The CLDR (Common Locale Data Repository) is a set of data collected by the Unicode Consortium that many libraries use to provide data related to internationalization.
Stuff that it contains are things like:
- information on how dates/times are formatted in a given locale.
- information on how sorting of text (collation) happens in a given locale
- information on how numbers are represented in a given locale
- names for currencies, units and geographic regions
Note: a "locale" is basically "a language as spoken in a given region". It's a bit more involved than that, but that's a good high level language. "en-US" for example represents American English and "de-DE" is German as spoken in Germany.
The JDK has traditionally maintained its own set of data for that. Apparently Java 9 has switched to the "standard way" of getting that data.
Having worked both with JDK data and CLDR data I can say that on average the CLDR data is much better, more actively maintained and (probably most importantly) it has a specified way on how to provide improvements or bug reports.
The practical difference of that is that some formatting might behave slightly differently than it did before, in most cases more correct, but possibly in unexpected ways.

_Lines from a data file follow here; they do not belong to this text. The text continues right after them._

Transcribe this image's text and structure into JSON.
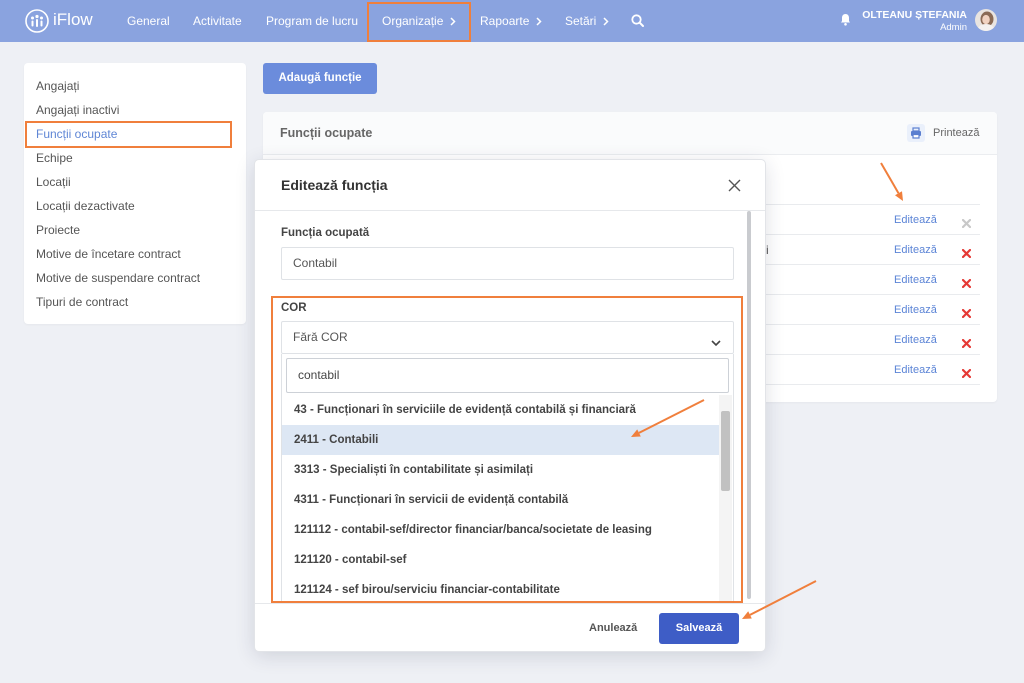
{
  "app": {
    "name": "iFlow",
    "logo_icon": "people-circle-icon"
  },
  "topnav": {
    "items": [
      {
        "label": "General",
        "has_submenu": false
      },
      {
        "label": "Activitate",
        "has_submenu": false
      },
      {
        "label": "Program de lucru",
        "has_submenu": false
      },
      {
        "label": "Organizație",
        "has_submenu": true,
        "active": true
      },
      {
        "label": "Rapoarte",
        "has_submenu": true
      },
      {
        "label": "Setări",
        "has_submenu": true
      }
    ],
    "search_icon": "search-icon",
    "notifications_icon": "bell-icon"
  },
  "user": {
    "name": "OLTEANU ȘTEFANIA",
    "role": "Admin"
  },
  "sidebar": {
    "items": [
      "Angajați",
      "Angajați inactivi",
      "Funcții ocupate",
      "Echipe",
      "Locații",
      "Locații dezactivate",
      "Proiecte",
      "Motive de încetare contract",
      "Motive de suspendare contract",
      "Tipuri de contract"
    ],
    "active_index": 2
  },
  "toolbar": {
    "add_label": "Adaugă funcție"
  },
  "card": {
    "title": "Funcții ocupate",
    "print_label": "Printează",
    "print_icon": "printer-icon",
    "rows": [
      {
        "edit_label": "Editează",
        "delete_enabled": false
      },
      {
        "name_fragment": "i",
        "edit_label": "Editează",
        "delete_enabled": true
      },
      {
        "edit_label": "Editează",
        "delete_enabled": true
      },
      {
        "edit_label": "Editează",
        "delete_enabled": true
      },
      {
        "edit_label": "Editează",
        "delete_enabled": true
      },
      {
        "edit_label": "Editează",
        "delete_enabled": true
      }
    ]
  },
  "modal": {
    "title": "Editează funcția",
    "job_field": {
      "label": "Funcția ocupată",
      "value": "Contabil"
    },
    "cor_field": {
      "label": "COR",
      "selected": "Fără COR",
      "search_value": "contabil",
      "options": [
        "43 - Funcționari în serviciile de evidență contabilă și financiară",
        "2411 - Contabili",
        "3313 - Specialiști în contabilitate și asimilați",
        "4311 - Funcționari în servicii de evidență contabilă",
        "121112 - contabil-sef/director financiar/banca/societate de leasing",
        "121120 - contabil-sef",
        "121124 - sef birou/serviciu financiar-contabilitate"
      ],
      "highlighted_index": 1
    },
    "cancel_label": "Anulează",
    "save_label": "Salvează"
  },
  "colors": {
    "topbar": "#8aa3df",
    "primary_button": "#6b8cdc",
    "save_button": "#3e5dc6",
    "link": "#5b84d6",
    "active_menu": "#5f86d5",
    "danger": "#e53935",
    "disabled": "#c8c8c8",
    "highlight_option": "#dde7f4",
    "annotation": "#f07f3c"
  }
}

This will apply especially when using non-English languages (the effects of such a change on the English locale are rather small).